Building upon the qualitative analysis, the next critical step in the aircraft hangar risk assessment process is to balance the identified risk level and the selection of appropriate fire protection measures. The overarching goal is to develop a tailored plan that aligns precisely with the identified risks associated with the hangar's operations.

Armed with the insights derived from the qualitative analysis, the fire protection engineer formulates a comprehensive protection plan. The plan includes the most suitable fire protection systems, ensuring they are neither excessive for low-risk operations nor insufficient for high-risk scenarios. This meticulous approach guarantees that the protection strategy is finely tuned to the unique needs of the aircraft hangar.

#6. Feasibility Checks

The fire protection engineer shares their proposed protection measures with the design team to guarantee that the recommended solutions align with the structural and operational constraints of the facility. Factors such as structural integrity, weight considerations, and logistical feasibility are carefully evaluated to guarantee that the protection plan can seamlessly integrate into the construction process.

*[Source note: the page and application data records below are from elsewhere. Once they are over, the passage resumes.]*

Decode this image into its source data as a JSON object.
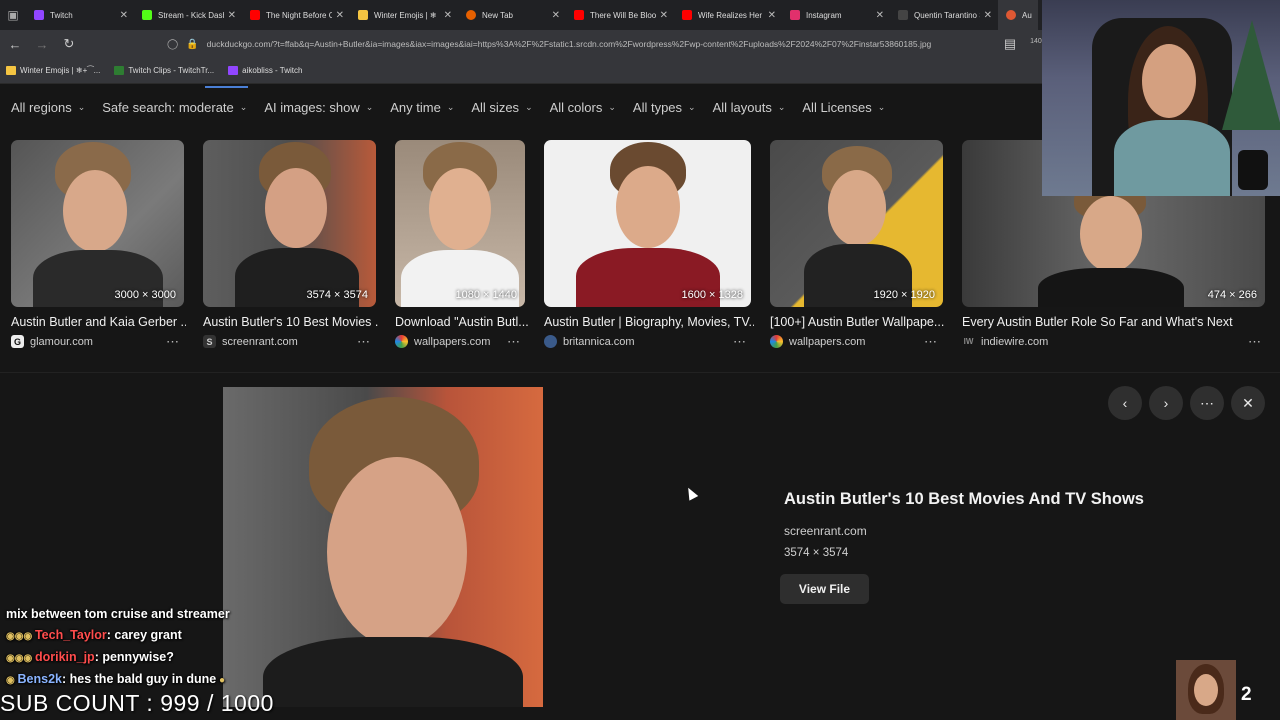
{
  "browser": {
    "tabs": [
      {
        "label": "Twitch",
        "color": "#9146ff"
      },
      {
        "label": "Stream - Kick Dashb",
        "color": "#53fc18"
      },
      {
        "label": "The Night Before Ch",
        "color": "#ff0000"
      },
      {
        "label": "Winter Emojis | ❄",
        "color": "#f5c542"
      },
      {
        "label": "New Tab",
        "color": "#e66000"
      },
      {
        "label": "There Will Be Blood",
        "color": "#ff0000"
      },
      {
        "label": "Wife Realizes Her H",
        "color": "#ff0000"
      },
      {
        "label": "Instagram",
        "color": "#e1306c"
      },
      {
        "label": "Quentin Tarantino S",
        "color": "#444444"
      },
      {
        "label": "Austin",
        "color": "#de5833"
      }
    ],
    "url": "duckduckgo.com/?t=ffab&q=Austin+Butler&ia=images&iax=images&iai=https%3A%2F%2Fstatic1.srcdn.com%2Fwordpress%2Fwp-content%2Fuploads%2F2024%2F07%2Finstar53860185.jpg",
    "zoom": "140%",
    "bookmarks": [
      {
        "label": "Winter Emojis | ❄+⁀..."
      },
      {
        "label": "Twitch Clips - TwitchTr..."
      },
      {
        "label": "aikobliss - Twitch"
      }
    ]
  },
  "filters": [
    "All regions",
    "Safe search: moderate",
    "AI images: show",
    "Any time",
    "All sizes",
    "All colors",
    "All types",
    "All layouts",
    "All Licenses"
  ],
  "results": [
    {
      "title": "Austin Butler and Kaia Gerber ...",
      "source": "glamour.com",
      "dims": "3000 × 3000",
      "icon": "G"
    },
    {
      "title": "Austin Butler's 10 Best Movies ...",
      "source": "screenrant.com",
      "dims": "3574 × 3574",
      "icon": "S"
    },
    {
      "title": "Download \"Austin Butl...",
      "source": "wallpapers.com",
      "dims": "1080 × 1440",
      "icon": ""
    },
    {
      "title": "Austin Butler | Biography, Movies, TV...",
      "source": "britannica.com",
      "dims": "1600 × 1328",
      "icon": ""
    },
    {
      "title": "[100+] Austin Butler Wallpape...",
      "source": "wallpapers.com",
      "dims": "1920 × 1920",
      "icon": ""
    },
    {
      "title": "Every Austin Butler Role So Far and What's Next",
      "source": "indiewire.com",
      "dims": "474 × 266",
      "icon": "IW"
    }
  ],
  "detail": {
    "title": "Austin Butler's 10 Best Movies And TV Shows",
    "source": "screenrant.com",
    "dims": "3574 × 3574",
    "view_button": "View File"
  },
  "overlay": {
    "chat": [
      {
        "user": "",
        "message": "mix between tom cruise and streamer"
      },
      {
        "user": "Tech_Taylor",
        "message": ": carey grant"
      },
      {
        "user": "dorikin_jp",
        "message": ": pennywise?"
      },
      {
        "user": "Bens2k",
        "message": ": hes the bald guy in dune"
      }
    ],
    "sub_count": "SUB COUNT : 999 / 1000",
    "cam2_badge": "2"
  }
}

#7. Approval & Implementation

Once the proposed protection strategy receives approval from all stakeholders and the Authority Having Jurisdiction (AHJ), it’s up to the project team to oversee the installation of fire suppression systems, structural enhancements, and other safety measures.

#8. Documentation & Communication

The risk assessment generates comprehensive documentation that outlines limitations, design assumptions, and criteria. This documentation is shared with the facility and code officials for ongoing awareness and compliance.

#9. Ongoing Maintenance & Reevaluation

The hangar operator and owner are responsible for ongoing maintenance and adherence to the risk assessment. If there are substantial changes to operations, the risk assessment may be reevaluated to ensure continued effectiveness.


The aircraft hangar risk assessment is revolutionizing how hangars are protected from fires. Its dynamic, customized, and proactive approach leads to more effective and sustainable fire protection measures. As more hangar owners recognize the advantages of this risk-based approach, it’s likely to become a cornerstone in shaping the future landscape of fire safety strategies for aircraft hangars.

When you need a fire protection engineer for your aircraft hangar risk assessment, choose Performance Based Fire for the best results. Contact us today to get started.